We as the Sunshine Coast would not by any means want high-rise from one end to the other. We value the fact that we are a family destination. We value the fact that on the Sunshine Coast we have a range of beaches and facilities. Frankly, we have something for everyone, from the 4½- and five-star resorts at Noosa and Mooloolaba, through to family based destinations and even caravan parks. But one of the difficulties we have had as the Sunshine Coast is that we have Caloundra, Maroochy and Noosa. While we have had SunROC—the Sunshine Coast Regional Organisation of Councils—endeavouring to work together, it was very much a second-best option. As the local member, I will be pleased to see the three local authorities on the Sunshine Coast merge. But, having said that, I very strongly support the position of the government, which enables the residents of Caloundra, Maroochy and Noosa to express their own views on what the state government has sought to do in a high-handed manner.

Following the recent redistribution, the seat of Fisher has been pushed south and now includes part of the Caboolture Shire Council. The Caboolture shire is being forcibly rolled into a new local authority. The other members of that new local authority will be the Redcliffe City Council and the Pine Rivers Shire Council. Again, if the residents of Caboolture decide that they want to have a plebiscite, I will strongly support that as well.

The Kilcoy shire is a rural shire which has now also been returned to the electorate of Fisher. Kilcoy shire was particularly concerned that it was going to be rolled into the Pine Rivers Shire Council, Redcliffe City Council and Caboolture Shire Council merger. Kilcoy is a small rural area that has absolutely nothing in common with those areas, which are on the northern outskirts of Brisbane and are very densely populated and built up. The state government decided that Kilcoy would merge to the west with the Esk Shire Council to form the Somerset Regional Council. The Kilcoy community has elected to have a plebiscite and I have conveyed that message to the Prime Minister. I am hopeful that that plebiscite will proceed, because it really is important that people in Kilcoy get the opportunity to cast a vote on whether they want decades of existence to be abolished by the state Labor government.

Having indicated my support in principle for the merger of the three councils on the Sunshine Coast, I am, however, disappointed that the state government has decided to call the merged council the Sunshine Coast Regional Council instead of the Sunshine Coast city council.

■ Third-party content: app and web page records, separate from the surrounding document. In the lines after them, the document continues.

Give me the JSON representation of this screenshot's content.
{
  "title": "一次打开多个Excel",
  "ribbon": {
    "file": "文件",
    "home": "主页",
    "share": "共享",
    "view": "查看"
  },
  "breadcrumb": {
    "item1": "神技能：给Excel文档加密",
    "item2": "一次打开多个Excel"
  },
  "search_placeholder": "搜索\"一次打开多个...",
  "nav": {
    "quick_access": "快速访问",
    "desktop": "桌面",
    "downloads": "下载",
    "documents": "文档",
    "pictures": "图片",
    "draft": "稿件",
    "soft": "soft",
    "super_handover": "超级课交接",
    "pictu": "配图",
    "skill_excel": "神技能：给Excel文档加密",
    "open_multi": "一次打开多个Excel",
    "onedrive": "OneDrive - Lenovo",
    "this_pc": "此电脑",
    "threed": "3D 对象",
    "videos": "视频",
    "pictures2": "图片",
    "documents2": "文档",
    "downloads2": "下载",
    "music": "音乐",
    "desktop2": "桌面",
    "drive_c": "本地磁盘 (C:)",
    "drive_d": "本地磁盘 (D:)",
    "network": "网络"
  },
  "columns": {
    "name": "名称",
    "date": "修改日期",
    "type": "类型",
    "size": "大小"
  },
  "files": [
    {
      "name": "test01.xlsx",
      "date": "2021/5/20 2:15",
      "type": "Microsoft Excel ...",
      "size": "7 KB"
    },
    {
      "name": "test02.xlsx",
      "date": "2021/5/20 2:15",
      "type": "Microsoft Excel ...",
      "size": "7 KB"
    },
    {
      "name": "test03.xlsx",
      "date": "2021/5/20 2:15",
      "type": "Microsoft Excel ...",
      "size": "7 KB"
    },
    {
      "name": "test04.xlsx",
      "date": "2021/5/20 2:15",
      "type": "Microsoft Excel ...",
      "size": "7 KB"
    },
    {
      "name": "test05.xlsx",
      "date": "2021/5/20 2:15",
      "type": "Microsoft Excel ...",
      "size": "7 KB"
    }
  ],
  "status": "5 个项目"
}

I hope that, once the merger happens, the new council will be able to obtain the city status that the Gold Coast holds. (Time expired)

Question agreed to.